Obama then went on to encourage more diverse views in political discussion:

Then he added that freedom of expression and worship, unfettered access to information and unrestricted political participation are not unique to the United States; instead, he called them "universal rights."

Universal rights to participate in democracy? If only our President felt that way about TEA party organizers here in America, whom he recently mocked as "folks waving tea bags around" and complained about them appearing too much "on certain news channels."

The issue with a certain news channel progressed into an all-out attack in October when Obama advisors Anita Dunn, Rahm Emmanuel, and David Axelrod launched a smear campaign against Fox News. White House spokesman Robert Gibbs aimed a direct hit at Glenn Beck and Sean Hannity by mentioning Fox's programming at 5:00 and 9:00 pm.

Back then, President Obama wasn't so much worried about free-flowing information. In fact, the White House went to the point of attempting to ban Fox from a press-pool interview before other networks, disgusted by the blatant act of censorship, pressured the administration to back off.

For some perspective on the truth not supplied by the AP, let's walk down memory lane to see how Fox News Sunday anchor Chris Wallace described Obama's record on free speech in September:

They are the biggest bunch of crybabies I have dealt with in my 30 years in Washington...They are constantly on the phone, or emailing me complaining...I mean, they are working the umps all the time.

Obama's record and reputation among the American media simply does not line up with his self-congratulating narration overseas. If the AP was an honest news outlet, it would have presented the truth instead of parroting Obama's speech.

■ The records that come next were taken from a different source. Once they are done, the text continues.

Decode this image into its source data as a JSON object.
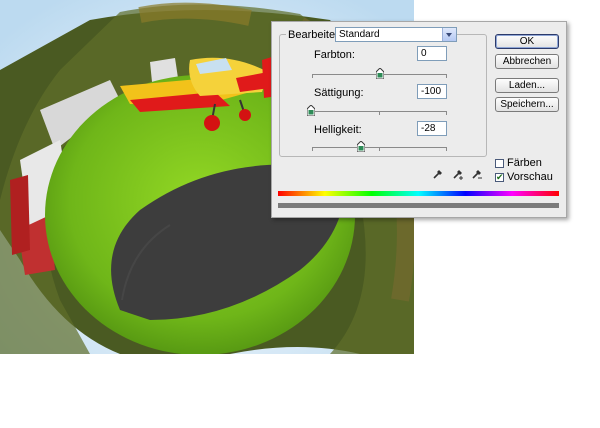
{
  "dialog": {
    "bearbeiten_label": "Bearbeiten:",
    "bearbeiten_value": "Standard",
    "farbton": {
      "label": "Farbton:",
      "value": "0",
      "slider_fraction": 0.5
    },
    "saettigung": {
      "label": "Sättigung:",
      "value": "-100",
      "slider_fraction": 0.0
    },
    "helligkeit": {
      "label": "Helligkeit:",
      "value": "-28",
      "slider_fraction": 0.36
    },
    "buttons": {
      "ok": "OK",
      "abbrechen": "Abbrechen",
      "laden": "Laden...",
      "speichern": "Speichern..."
    },
    "checkboxes": {
      "faerben": {
        "label": "Färben",
        "checked": false
      },
      "vorschau": {
        "label": "Vorschau",
        "checked": true
      }
    },
    "icons": [
      "eyedropper-icon",
      "eyedropper-plus-icon",
      "eyedropper-minus-icon"
    ]
  },
  "colors": {
    "grass": "#7cc41e",
    "sky": "#cfe6f5",
    "tarmac": "#3c3c3c",
    "plane_red": "#e01a1a",
    "plane_yellow": "#f2c21a",
    "accent_blue": "#7f9db9"
  }
}
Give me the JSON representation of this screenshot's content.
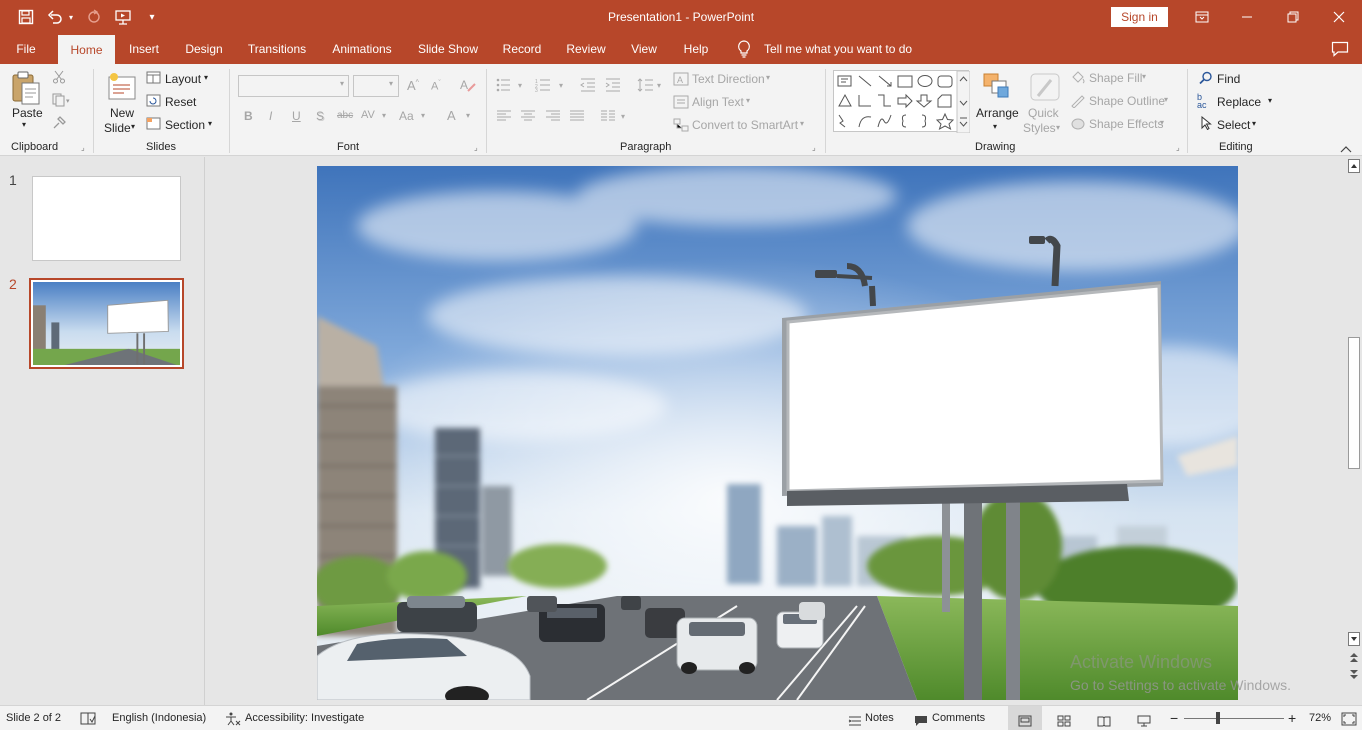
{
  "titlebar": {
    "title": "Presentation1  -  PowerPoint",
    "sign_in": "Sign in",
    "icons": [
      "save-icon",
      "undo-icon",
      "redo-icon",
      "start-from-beginning-icon",
      "customize-quick-access-icon"
    ]
  },
  "tabs": [
    "File",
    "Home",
    "Insert",
    "Design",
    "Transitions",
    "Animations",
    "Slide Show",
    "Record",
    "Review",
    "View",
    "Help"
  ],
  "active_tab": "Home",
  "tell_me": "Tell me what you want to do",
  "ribbon": {
    "clipboard": {
      "paste": "Paste",
      "label": "Clipboard"
    },
    "slides": {
      "new_slide": "New",
      "new_slide2": "Slide",
      "layout": "Layout",
      "reset": "Reset",
      "section": "Section",
      "label": "Slides"
    },
    "font": {
      "label": "Font",
      "bold": "B",
      "italic": "I",
      "underline": "U",
      "shadow": "S",
      "strike": "abc",
      "spacing": "AV",
      "case": "Aa",
      "color": "A"
    },
    "paragraph": {
      "text_direction": "Text Direction",
      "align_text": "Align Text",
      "smartart": "Convert to SmartArt",
      "label": "Paragraph"
    },
    "drawing": {
      "arrange": "Arrange",
      "quick_styles": "Quick",
      "quick_styles2": "Styles",
      "shape_fill": "Shape Fill",
      "shape_outline": "Shape Outline",
      "shape_effects": "Shape Effects",
      "label": "Drawing"
    },
    "editing": {
      "find": "Find",
      "replace": "Replace",
      "select": "Select",
      "label": "Editing"
    }
  },
  "thumbnails": [
    {
      "number": "1",
      "selected": false
    },
    {
      "number": "2",
      "selected": true
    }
  ],
  "watermark": {
    "line1": "Activate Windows",
    "line2": "Go to Settings to activate Windows."
  },
  "statusbar": {
    "slide_info": "Slide 2 of 2",
    "language": "English (Indonesia)",
    "accessibility": "Accessibility: Investigate",
    "notes": "Notes",
    "comments": "Comments",
    "zoom": "72%"
  },
  "colors": {
    "accent": "#b7472a",
    "ribbon_bg": "#f3f3f3",
    "workspace_bg": "#e6e6e6"
  }
}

Thanks to compliant reporters, many readers will not be confronted with the facts about the state of free speech in America.